## Entries provided
┄┄┄┄┄┄┄┄┄┄┄┄┄┄┄┄┄┄┄┄

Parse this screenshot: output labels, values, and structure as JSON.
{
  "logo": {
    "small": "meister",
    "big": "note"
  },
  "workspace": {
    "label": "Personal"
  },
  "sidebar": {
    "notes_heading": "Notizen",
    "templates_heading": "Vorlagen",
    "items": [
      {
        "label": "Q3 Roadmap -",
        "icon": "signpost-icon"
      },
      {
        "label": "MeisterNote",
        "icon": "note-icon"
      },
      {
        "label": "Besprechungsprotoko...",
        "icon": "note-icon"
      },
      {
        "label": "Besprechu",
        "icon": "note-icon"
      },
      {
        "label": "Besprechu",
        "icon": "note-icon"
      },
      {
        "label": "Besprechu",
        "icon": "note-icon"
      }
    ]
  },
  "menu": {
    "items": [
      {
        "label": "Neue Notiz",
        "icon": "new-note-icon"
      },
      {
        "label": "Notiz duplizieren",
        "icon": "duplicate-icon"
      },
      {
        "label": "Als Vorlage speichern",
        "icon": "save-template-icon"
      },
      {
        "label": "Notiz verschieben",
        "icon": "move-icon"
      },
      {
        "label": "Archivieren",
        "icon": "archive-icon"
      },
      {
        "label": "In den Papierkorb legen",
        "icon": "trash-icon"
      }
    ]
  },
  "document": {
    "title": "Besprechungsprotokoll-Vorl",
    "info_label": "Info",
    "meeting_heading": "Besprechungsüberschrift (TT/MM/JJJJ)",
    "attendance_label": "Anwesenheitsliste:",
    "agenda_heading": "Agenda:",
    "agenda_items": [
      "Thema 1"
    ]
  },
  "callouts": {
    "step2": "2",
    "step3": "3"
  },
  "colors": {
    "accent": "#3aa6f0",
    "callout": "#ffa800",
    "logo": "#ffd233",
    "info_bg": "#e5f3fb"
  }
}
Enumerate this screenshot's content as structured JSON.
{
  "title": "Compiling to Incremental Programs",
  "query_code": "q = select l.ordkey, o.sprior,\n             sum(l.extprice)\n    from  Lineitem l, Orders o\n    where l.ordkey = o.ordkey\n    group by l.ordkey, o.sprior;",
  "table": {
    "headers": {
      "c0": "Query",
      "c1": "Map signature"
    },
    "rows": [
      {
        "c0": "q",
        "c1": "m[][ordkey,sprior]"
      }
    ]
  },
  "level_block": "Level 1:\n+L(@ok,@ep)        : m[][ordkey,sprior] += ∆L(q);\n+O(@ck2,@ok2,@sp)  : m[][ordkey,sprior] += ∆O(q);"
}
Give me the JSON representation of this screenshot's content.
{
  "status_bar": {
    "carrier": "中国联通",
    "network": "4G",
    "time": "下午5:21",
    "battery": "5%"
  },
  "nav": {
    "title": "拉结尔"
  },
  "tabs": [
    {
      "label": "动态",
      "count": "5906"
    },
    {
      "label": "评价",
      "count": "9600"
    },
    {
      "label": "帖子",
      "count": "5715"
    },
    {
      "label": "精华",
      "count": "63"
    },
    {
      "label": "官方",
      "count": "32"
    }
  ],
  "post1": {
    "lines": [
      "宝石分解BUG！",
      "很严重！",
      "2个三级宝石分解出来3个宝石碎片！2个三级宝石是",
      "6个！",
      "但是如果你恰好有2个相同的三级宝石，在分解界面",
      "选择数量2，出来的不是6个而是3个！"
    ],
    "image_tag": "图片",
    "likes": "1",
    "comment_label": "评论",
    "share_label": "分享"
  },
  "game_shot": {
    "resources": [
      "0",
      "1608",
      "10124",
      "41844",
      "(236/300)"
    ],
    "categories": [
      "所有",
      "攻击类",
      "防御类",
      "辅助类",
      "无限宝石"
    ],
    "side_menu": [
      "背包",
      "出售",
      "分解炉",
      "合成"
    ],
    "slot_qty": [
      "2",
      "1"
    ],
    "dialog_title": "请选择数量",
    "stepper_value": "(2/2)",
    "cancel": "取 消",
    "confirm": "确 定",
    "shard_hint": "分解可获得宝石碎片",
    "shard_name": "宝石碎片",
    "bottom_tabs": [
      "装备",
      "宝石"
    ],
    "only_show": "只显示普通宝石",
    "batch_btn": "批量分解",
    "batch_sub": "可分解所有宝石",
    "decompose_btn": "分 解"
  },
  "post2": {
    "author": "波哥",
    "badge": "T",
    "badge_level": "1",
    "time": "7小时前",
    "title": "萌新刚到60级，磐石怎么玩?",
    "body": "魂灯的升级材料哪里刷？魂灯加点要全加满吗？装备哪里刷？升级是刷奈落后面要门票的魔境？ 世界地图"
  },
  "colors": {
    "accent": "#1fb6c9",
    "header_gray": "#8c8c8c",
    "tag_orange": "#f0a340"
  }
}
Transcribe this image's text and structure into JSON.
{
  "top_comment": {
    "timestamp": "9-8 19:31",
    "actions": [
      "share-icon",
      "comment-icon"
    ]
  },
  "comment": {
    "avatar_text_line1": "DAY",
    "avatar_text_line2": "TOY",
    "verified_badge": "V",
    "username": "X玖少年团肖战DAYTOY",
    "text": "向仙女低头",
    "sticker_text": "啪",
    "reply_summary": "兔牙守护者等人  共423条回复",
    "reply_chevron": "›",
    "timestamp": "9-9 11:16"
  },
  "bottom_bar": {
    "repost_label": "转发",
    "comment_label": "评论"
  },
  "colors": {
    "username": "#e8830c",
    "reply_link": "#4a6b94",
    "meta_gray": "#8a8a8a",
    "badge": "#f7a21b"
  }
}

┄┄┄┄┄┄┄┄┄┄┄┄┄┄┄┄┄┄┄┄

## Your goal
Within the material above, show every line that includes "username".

## Expected answer
    "username": "X玖少年团肖战DAYTOY",
    "username": "#e8830c",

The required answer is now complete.